For years, my business partner, Matt has asked if we could make cornetto. Matt spent a year living in Italy and became quite enamored of the Italian breakfast – a stop at the local café on the way to work, a beautiful cappuccino, a cornetto and an animated conversation, usually about soccer. Every time Matt asked, I had to tell him we don’t have enough space. Well, this summer, we moved into our new production facility. There is space and I am finally able to grant Matt’s wish!

Cornetti are often referred to as the Italian cousin to the French croissant. Cornetti are made with laminated dough. Buttery dough is repeatedly folded and rolled to lace the dough with thin layers of butter fat. This creates a moist and flaky texture. Macrina’s laminated dough is slightly sweeter and made with a smidge less butter to create the perfect texture. We use the laminated dough to make our Cornetto, Chocolate Cornetto, Morning Rolls and Orange Hazelnut Pinwheels.

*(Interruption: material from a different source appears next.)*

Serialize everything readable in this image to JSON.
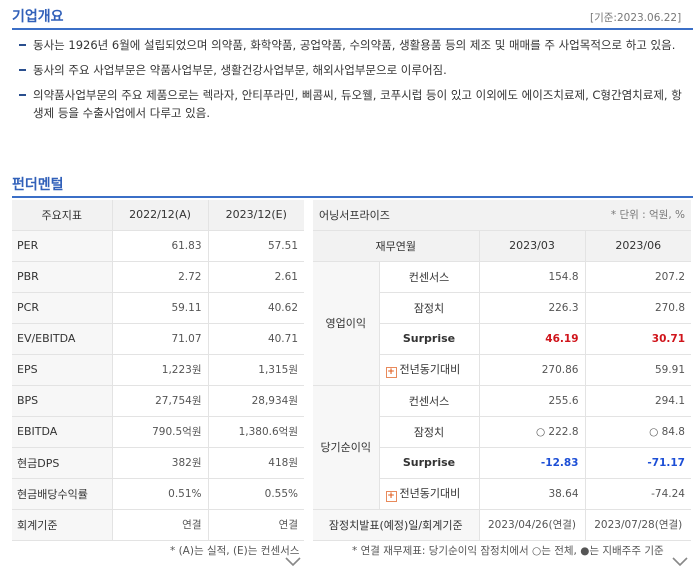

The story behind laminated pastry is an interesting one. It seems to have originated in Austria with a pastry called a kipferl. Some say the crescent shape was created to celebrate the Austrian defeat of the Ottomans whose flag carried an image of the crescent moon. Whether that story is myth or not, what is certain is that the pastry spread throughout Europe with regional and national differences.

Recently, The New Yorker published a story, Straightened-out Croissants and the Decline of Civilization” after one bakery in England started making their croissants un-curved. We have wisely opted to stay out of the centuries old England-France controversy. Our cornetti are slightly curved and available in our cafes and for wholesale sales. Come down to one of our cafés, order a cappuccino and a cornetto, and treat yourself to an Italian breakfast (while you read the New Yorker article, it is a fun one!)

Leslie

 

Cornetto (pictured above): “Little horn” in Italian. We form our cornetti from a triangle of our laminated dough rolled to create a crescent shape, brushed with egg wash and sprinkled with pearl sugar and baked to a deep brown. Lightly sweet, flaky on the outside and moist inside. Enjoy plain or with fresh preserves.

chocolate_cornetto

Chocolate Cornetto: Our cornetto filled with batons of semisweet chocolate.

morning

Morning Rolls: Our laminated dough layered with house-made vanilla sugar and rolled into a swirl. Baked to a golden brown. Flaky and light with buttery caramelized sugar at the base.

pinwheel

Orange Hazelnut Pinwheels: Our laminated dough layered with house-made hazelnut sugar and fresh orange zest, rolled into a pinwheel and baked golden brown. Dusted with powdered sugar. Flaky and sweet with just the right touch of citrus.